(Source records)

···

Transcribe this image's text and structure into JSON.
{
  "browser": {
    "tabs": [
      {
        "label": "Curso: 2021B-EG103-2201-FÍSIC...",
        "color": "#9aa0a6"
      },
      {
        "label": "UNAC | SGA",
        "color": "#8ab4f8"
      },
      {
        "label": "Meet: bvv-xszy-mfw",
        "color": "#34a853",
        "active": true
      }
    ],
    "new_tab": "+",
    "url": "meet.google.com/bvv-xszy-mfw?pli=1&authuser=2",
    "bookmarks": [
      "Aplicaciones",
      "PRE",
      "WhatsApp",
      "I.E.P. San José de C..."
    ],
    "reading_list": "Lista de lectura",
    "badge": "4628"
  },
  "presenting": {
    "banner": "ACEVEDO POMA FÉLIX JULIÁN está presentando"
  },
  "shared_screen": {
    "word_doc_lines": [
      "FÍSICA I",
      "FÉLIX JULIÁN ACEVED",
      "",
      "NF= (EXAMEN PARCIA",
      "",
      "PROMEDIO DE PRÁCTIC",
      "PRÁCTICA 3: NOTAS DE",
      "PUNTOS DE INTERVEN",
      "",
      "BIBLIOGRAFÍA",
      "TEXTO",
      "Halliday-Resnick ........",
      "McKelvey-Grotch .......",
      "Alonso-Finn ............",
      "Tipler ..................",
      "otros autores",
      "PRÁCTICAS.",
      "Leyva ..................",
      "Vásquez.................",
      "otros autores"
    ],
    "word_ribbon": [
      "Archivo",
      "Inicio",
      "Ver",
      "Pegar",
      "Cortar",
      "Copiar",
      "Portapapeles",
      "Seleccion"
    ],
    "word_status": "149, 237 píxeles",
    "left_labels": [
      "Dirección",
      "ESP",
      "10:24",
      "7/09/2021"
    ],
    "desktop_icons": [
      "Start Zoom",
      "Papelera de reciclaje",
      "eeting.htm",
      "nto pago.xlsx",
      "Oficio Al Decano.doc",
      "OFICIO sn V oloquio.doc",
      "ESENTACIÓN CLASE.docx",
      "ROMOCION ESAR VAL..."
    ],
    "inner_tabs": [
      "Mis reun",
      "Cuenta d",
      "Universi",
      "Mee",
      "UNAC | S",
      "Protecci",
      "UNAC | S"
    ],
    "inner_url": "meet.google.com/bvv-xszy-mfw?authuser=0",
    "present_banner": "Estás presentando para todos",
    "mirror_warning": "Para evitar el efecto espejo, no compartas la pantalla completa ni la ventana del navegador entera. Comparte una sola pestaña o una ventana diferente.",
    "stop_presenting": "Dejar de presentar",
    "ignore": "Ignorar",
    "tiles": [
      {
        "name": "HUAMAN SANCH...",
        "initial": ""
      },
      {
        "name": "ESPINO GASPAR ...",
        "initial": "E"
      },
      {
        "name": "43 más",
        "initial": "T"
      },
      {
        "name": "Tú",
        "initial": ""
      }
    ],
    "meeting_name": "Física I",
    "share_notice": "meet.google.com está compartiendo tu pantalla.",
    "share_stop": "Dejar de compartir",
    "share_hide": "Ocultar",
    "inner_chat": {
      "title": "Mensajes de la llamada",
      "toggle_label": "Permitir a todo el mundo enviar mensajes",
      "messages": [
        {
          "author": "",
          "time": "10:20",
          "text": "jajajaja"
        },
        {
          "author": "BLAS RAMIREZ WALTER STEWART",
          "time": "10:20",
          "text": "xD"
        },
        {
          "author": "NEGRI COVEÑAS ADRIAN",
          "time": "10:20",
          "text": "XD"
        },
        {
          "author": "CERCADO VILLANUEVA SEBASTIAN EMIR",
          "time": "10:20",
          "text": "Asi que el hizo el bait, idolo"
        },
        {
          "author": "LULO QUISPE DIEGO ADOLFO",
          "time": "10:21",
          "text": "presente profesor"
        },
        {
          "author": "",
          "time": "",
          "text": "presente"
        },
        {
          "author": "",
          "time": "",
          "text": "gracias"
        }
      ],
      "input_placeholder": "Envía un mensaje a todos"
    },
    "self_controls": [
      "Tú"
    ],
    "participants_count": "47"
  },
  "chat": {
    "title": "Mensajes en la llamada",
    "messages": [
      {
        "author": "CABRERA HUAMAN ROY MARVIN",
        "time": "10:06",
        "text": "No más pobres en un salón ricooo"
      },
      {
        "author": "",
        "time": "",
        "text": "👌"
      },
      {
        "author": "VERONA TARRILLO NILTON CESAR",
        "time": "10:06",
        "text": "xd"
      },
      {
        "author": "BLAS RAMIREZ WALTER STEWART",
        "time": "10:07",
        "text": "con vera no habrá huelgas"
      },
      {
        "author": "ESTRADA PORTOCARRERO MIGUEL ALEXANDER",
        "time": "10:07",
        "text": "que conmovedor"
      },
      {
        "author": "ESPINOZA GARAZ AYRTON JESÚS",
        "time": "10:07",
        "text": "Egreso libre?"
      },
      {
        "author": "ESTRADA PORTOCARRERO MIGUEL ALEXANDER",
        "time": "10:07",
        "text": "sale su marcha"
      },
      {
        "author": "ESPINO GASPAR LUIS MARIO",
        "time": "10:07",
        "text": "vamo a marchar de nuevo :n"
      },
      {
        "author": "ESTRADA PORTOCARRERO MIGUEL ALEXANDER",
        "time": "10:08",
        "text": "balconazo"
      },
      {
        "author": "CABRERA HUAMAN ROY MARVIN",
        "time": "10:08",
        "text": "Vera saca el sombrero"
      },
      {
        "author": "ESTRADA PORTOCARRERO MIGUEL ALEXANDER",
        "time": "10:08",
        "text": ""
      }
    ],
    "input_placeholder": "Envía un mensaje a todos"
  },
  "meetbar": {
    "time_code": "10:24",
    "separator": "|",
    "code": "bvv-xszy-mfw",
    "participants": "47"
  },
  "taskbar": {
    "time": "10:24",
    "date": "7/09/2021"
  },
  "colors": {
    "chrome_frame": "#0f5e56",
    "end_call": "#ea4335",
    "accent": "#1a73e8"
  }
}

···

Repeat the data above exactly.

Transcribe this image's text and structure into JSON.
{
  "browser": {
    "tabs": [
      {
        "label": "Curso: 2021B-EG103-2201-FÍSIC...",
        "color": "#9aa0a6"
      },
      {
        "label": "UNAC | SGA",
        "color": "#8ab4f8"
      },
      {
        "label": "Meet: bvv-xszy-mfw",
        "color": "#34a853",
        "active": true
      }
    ],
    "new_tab": "+",
    "url": "meet.google.com/bvv-xszy-mfw?pli=1&authuser=2",
    "bookmarks": [
      "Aplicaciones",
      "PRE",
      "WhatsApp",
      "I.E.P. San José de C..."
    ],
    "reading_list": "Lista de lectura",
    "badge": "4628"
  },
  "presenting": {
    "banner": "ACEVEDO POMA FÉLIX JULIÁN está presentando"
  },
  "shared_screen": {
    "word_doc_lines": [
      "FÍSICA I",
      "FÉLIX JULIÁN ACEVED",
      "",
      "NF= (EXAMEN PARCIA",
      "",
      "PROMEDIO DE PRÁCTIC",
      "PRÁCTICA 3: NOTAS DE",
      "PUNTOS DE INTERVEN",
      "",
      "BIBLIOGRAFÍA",
      "TEXTO",
      "Halliday-Resnick ........",
      "McKelvey-Grotch .......",
      "Alonso-Finn ............",
      "Tipler ..................",
      "otros autores",
      "PRÁCTICAS.",
      "Leyva ..................",
      "Vásquez.................",
      "otros autores"
    ],
    "word_ribbon": [
      "Archivo",
      "Inicio",
      "Ver",
      "Pegar",
      "Cortar",
      "Copiar",
      "Portapapeles",
      "Seleccion"
    ],
    "word_status": "149, 237 píxeles",
    "left_labels": [
      "Dirección",
      "ESP",
      "10:24",
      "7/09/2021"
    ],
    "desktop_icons": [
      "Start Zoom",
      "Papelera de reciclaje",
      "eeting.htm",
      "nto pago.xlsx",
      "Oficio Al Decano.doc",
      "OFICIO sn V oloquio.doc",
      "ESENTACIÓN CLASE.docx",
      "ROMOCION ESAR VAL..."
    ],
    "inner_tabs": [
      "Mis reun",
      "Cuenta d",
      "Universi",
      "Mee",
      "UNAC | S",
      "Protecci",
      "UNAC | S"
    ],
    "inner_url": "meet.google.com/bvv-xszy-mfw?authuser=0",
    "present_banner": "Estás presentando para todos",
    "mirror_warning": "Para evitar el efecto espejo, no compartas la pantalla completa ni la ventana del navegador entera. Comparte una sola pestaña o una ventana diferente.",
    "stop_presenting": "Dejar de presentar",
    "ignore": "Ignorar",
    "tiles": [
      {
        "name": "HUAMAN SANCH...",
        "initial": ""
      },
      {
        "name": "ESPINO GASPAR ...",
        "initial": "E"
      },
      {
        "name": "43 más",
        "initial": "T"
      },
      {
        "name": "Tú",
        "initial": ""
      }
    ],
    "meeting_name": "Física I",
    "share_notice": "meet.google.com está compartiendo tu pantalla.",
    "share_stop": "Dejar de compartir",
    "share_hide": "Ocultar",
    "inner_chat": {
      "title": "Mensajes de la llamada",
      "toggle_label": "Permitir a todo el mundo enviar mensajes",
      "messages": [
        {
          "author": "",
          "time": "10:20",
          "text": "jajajaja"
        },
        {
          "author": "BLAS RAMIREZ WALTER STEWART",
          "time": "10:20",
          "text": "xD"
        },
        {
          "author": "NEGRI COVEÑAS ADRIAN",
          "time": "10:20",
          "text": "XD"
        },
        {
          "author": "CERCADO VILLANUEVA SEBASTIAN EMIR",
          "time": "10:20",
          "text": "Asi que el hizo el bait, idolo"
        },
        {
          "author": "LULO QUISPE DIEGO ADOLFO",
          "time": "10:21",
          "text": "presente profesor"
        },
        {
          "author": "",
          "time": "",
          "text": "presente"
        },
        {
          "author": "",
          "time": "",
          "text": "gracias"
        }
      ],
      "input_placeholder": "Envía un mensaje a todos"
    },
    "self_controls": [
      "Tú"
    ],
    "participants_count": "47"
  },
  "chat": {
    "title": "Mensajes en la llamada",
    "messages": [
      {
        "author": "CABRERA HUAMAN ROY MARVIN",
        "time": "10:06",
        "text": "No más pobres en un salón ricooo"
      },
      {
        "author": "",
        "time": "",
        "text": "👌"
      },
      {
        "author": "VERONA TARRILLO NILTON CESAR",
        "time": "10:06",
        "text": "xd"
      },
      {
        "author": "BLAS RAMIREZ WALTER STEWART",
        "time": "10:07",
        "text": "con vera no habrá huelgas"
      },
      {
        "author": "ESTRADA PORTOCARRERO MIGUEL ALEXANDER",
        "time": "10:07",
        "text": "que conmovedor"
      },
      {
        "author": "ESPINOZA GARAZ AYRTON JESÚS",
        "time": "10:07",
        "text": "Egreso libre?"
      },
      {
        "author": "ESTRADA PORTOCARRERO MIGUEL ALEXANDER",
        "time": "10:07",
        "text": "sale su marcha"
      },
      {
        "author": "ESPINO GASPAR LUIS MARIO",
        "time": "10:07",
        "text": "vamo a marchar de nuevo :n"
      },
      {
        "author": "ESTRADA PORTOCARRERO MIGUEL ALEXANDER",
        "time": "10:08",
        "text": "balconazo"
      },
      {
        "author": "CABRERA HUAMAN ROY MARVIN",
        "time": "10:08",
        "text": "Vera saca el sombrero"
      },
      {
        "author": "ESTRADA PORTOCARRERO MIGUEL ALEXANDER",
        "time": "10:08",
        "text": ""
      }
    ],
    "input_placeholder": "Envía un mensaje a todos"
  },
  "meetbar": {
    "time_code": "10:24",
    "separator": "|",
    "code": "bvv-xszy-mfw",
    "participants": "47"
  },
  "taskbar": {
    "time": "10:24",
    "date": "7/09/2021"
  },
  "colors": {
    "chrome_frame": "#0f5e56",
    "end_call": "#ea4335",
    "accent": "#1a73e8"
  }
}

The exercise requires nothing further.